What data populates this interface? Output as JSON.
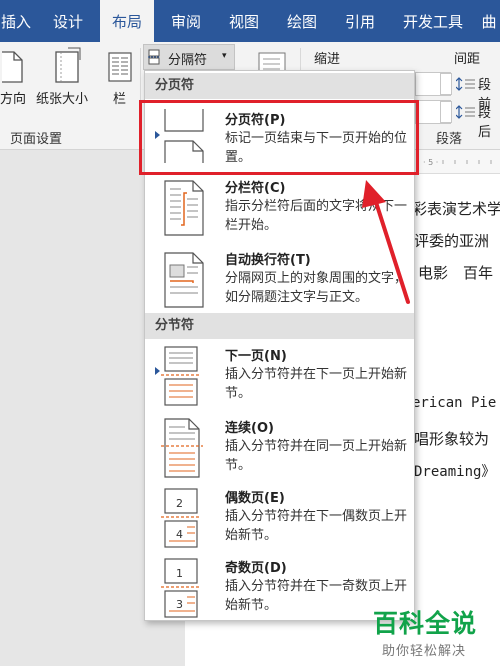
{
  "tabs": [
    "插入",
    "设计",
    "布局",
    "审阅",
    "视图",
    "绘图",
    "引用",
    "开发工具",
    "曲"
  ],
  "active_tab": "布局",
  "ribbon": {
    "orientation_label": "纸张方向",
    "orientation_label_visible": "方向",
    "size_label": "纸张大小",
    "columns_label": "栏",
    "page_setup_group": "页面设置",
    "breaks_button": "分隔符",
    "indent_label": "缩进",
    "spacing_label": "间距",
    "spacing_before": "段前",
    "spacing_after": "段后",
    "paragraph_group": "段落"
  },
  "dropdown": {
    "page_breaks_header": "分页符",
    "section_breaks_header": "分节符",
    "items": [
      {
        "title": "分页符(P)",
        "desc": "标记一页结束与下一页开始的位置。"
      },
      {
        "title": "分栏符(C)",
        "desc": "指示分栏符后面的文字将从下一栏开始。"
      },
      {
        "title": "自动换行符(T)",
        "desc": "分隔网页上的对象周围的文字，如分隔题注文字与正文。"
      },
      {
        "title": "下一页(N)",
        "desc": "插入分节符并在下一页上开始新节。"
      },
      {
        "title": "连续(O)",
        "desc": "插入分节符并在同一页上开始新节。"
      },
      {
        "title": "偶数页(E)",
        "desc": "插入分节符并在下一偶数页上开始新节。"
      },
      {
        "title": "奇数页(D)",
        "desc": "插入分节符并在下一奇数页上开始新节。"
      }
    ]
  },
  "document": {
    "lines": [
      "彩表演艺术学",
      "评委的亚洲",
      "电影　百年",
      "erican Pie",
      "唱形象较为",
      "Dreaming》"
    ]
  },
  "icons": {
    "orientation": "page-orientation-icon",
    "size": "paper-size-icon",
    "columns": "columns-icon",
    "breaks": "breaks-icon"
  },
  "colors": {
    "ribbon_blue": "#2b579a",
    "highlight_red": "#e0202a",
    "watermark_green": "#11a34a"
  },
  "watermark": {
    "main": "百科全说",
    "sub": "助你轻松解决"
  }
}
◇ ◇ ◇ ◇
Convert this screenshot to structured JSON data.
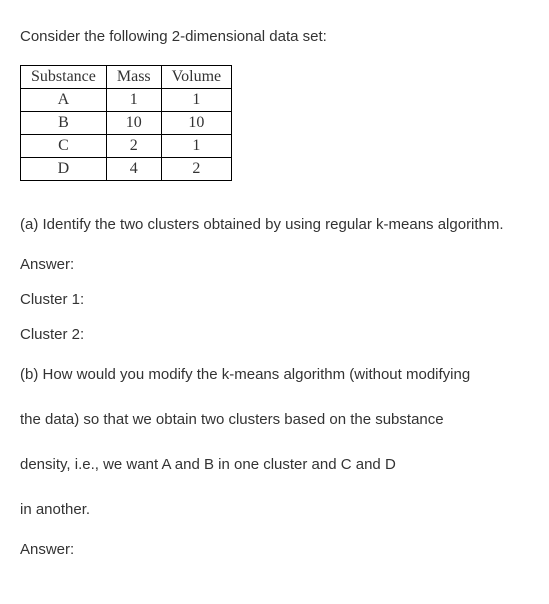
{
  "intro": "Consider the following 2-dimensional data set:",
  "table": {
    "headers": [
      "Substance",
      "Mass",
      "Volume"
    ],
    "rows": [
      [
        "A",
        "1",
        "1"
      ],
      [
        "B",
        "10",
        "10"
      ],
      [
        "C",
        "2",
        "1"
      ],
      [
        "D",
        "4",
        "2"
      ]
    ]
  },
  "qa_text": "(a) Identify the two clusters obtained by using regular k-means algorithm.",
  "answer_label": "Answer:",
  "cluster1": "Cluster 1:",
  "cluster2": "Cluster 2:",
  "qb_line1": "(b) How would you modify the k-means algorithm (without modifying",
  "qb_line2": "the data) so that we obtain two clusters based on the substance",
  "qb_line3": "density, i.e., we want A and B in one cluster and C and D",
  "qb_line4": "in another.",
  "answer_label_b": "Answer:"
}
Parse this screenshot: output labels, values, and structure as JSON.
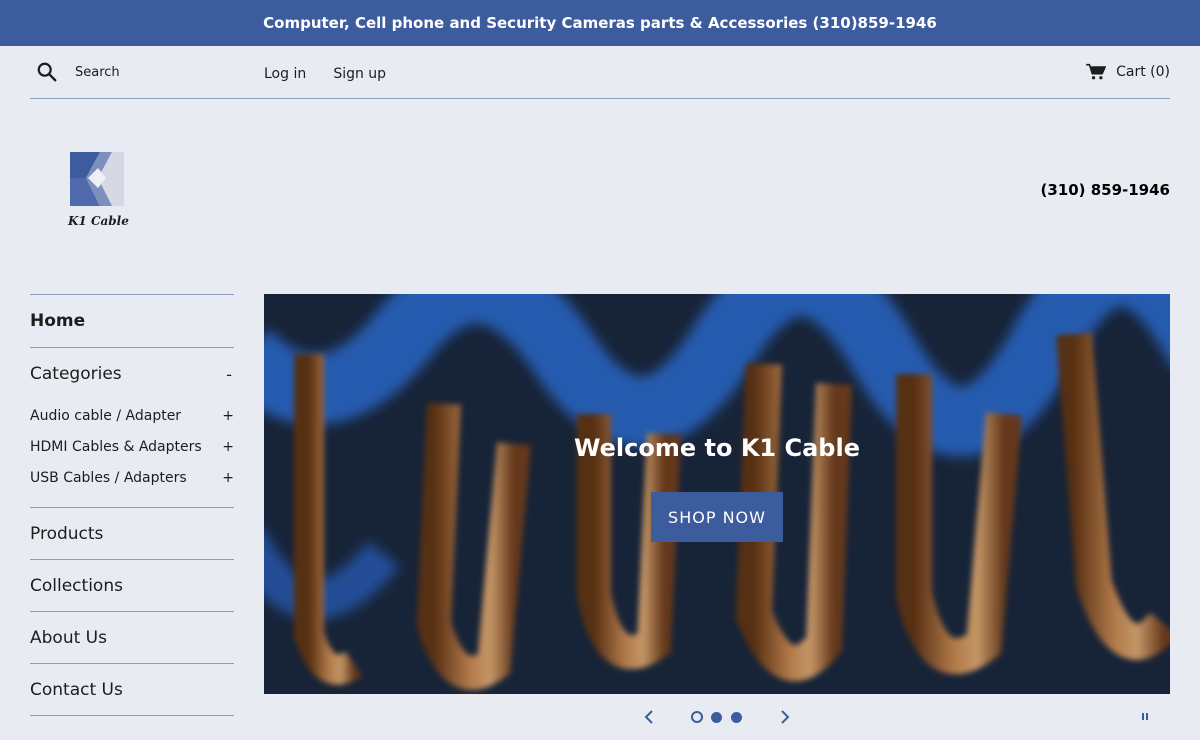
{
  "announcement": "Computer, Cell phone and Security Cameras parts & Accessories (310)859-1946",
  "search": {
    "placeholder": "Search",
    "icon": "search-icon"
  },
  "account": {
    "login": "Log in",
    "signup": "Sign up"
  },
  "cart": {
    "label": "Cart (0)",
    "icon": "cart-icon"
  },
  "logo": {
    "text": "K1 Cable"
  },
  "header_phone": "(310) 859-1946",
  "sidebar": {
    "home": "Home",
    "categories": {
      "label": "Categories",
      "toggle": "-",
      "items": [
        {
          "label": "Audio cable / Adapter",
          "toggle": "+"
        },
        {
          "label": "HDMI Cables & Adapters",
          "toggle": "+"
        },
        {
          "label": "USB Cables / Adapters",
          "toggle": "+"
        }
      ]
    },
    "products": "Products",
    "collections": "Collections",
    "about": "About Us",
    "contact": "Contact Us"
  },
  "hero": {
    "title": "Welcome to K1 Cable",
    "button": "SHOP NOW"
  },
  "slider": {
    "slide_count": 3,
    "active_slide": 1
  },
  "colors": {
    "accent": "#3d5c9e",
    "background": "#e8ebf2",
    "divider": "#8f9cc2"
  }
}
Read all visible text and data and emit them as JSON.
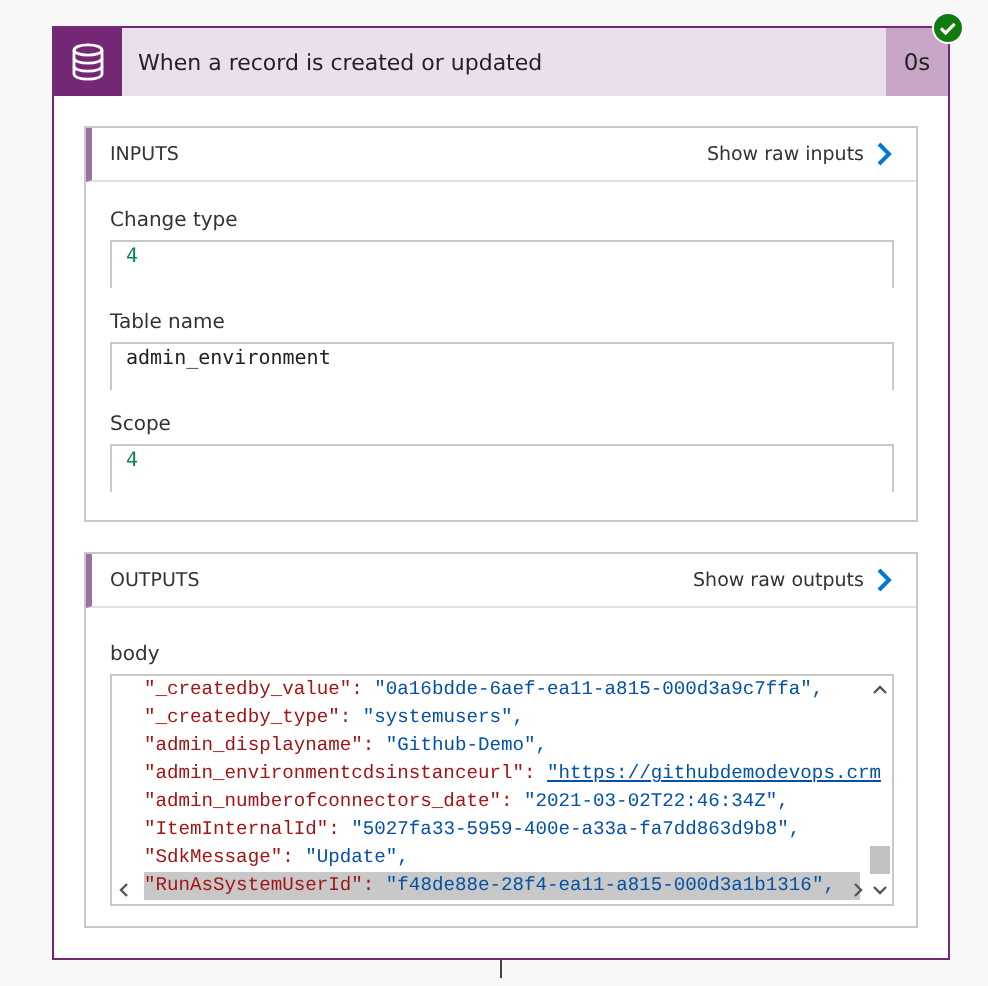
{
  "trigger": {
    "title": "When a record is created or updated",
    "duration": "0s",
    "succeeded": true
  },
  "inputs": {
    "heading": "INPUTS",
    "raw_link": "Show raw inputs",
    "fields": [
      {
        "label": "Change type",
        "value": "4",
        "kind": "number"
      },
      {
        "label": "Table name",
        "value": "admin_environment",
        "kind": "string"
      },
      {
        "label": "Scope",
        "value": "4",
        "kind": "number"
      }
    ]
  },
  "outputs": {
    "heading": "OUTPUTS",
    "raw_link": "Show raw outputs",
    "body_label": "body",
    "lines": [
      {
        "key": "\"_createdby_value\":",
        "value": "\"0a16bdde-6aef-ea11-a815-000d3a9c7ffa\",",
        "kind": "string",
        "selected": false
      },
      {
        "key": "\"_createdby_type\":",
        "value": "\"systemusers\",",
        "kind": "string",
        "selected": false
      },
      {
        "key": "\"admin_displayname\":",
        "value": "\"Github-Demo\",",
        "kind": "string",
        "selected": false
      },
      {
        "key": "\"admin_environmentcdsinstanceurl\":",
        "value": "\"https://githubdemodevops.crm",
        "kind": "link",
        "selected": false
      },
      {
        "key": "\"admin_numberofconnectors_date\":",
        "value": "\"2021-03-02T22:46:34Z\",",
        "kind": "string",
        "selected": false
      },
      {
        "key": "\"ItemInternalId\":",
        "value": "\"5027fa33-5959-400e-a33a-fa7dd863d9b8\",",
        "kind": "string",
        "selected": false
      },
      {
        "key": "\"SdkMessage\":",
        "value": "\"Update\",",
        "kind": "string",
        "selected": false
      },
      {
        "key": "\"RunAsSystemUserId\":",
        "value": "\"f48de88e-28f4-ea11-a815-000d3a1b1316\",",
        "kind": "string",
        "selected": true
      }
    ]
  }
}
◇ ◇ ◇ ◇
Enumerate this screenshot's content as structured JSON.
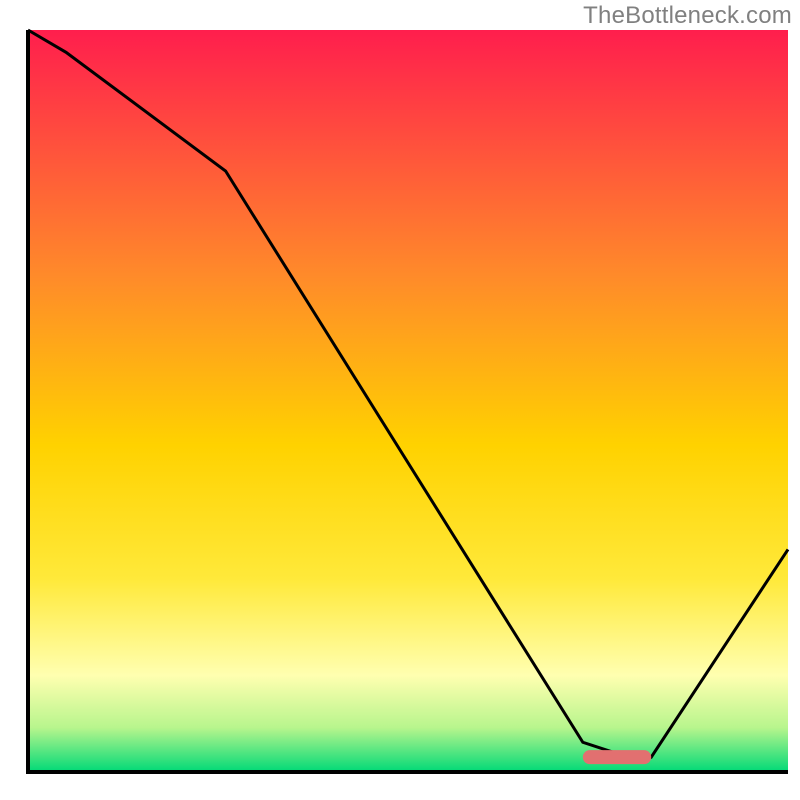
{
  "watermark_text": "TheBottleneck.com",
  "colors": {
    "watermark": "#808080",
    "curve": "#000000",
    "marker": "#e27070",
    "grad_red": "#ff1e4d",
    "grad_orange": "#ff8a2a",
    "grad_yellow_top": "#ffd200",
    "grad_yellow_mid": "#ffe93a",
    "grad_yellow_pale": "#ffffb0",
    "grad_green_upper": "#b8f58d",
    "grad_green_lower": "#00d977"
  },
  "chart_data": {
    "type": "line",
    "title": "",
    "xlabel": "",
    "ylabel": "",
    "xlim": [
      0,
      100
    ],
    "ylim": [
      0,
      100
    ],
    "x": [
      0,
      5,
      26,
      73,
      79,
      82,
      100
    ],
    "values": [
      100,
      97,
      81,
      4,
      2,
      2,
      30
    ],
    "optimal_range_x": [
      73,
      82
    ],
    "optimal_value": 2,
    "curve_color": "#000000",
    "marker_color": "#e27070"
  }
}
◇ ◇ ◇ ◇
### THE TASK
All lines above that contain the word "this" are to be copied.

### RESPONSE
What data populates this interface? Output as JSON.
Convert this screenshot to structured JSON data.
Parse this screenshot: output labels, values, and structure as JSON.
Enumerate this screenshot's content as structured JSON.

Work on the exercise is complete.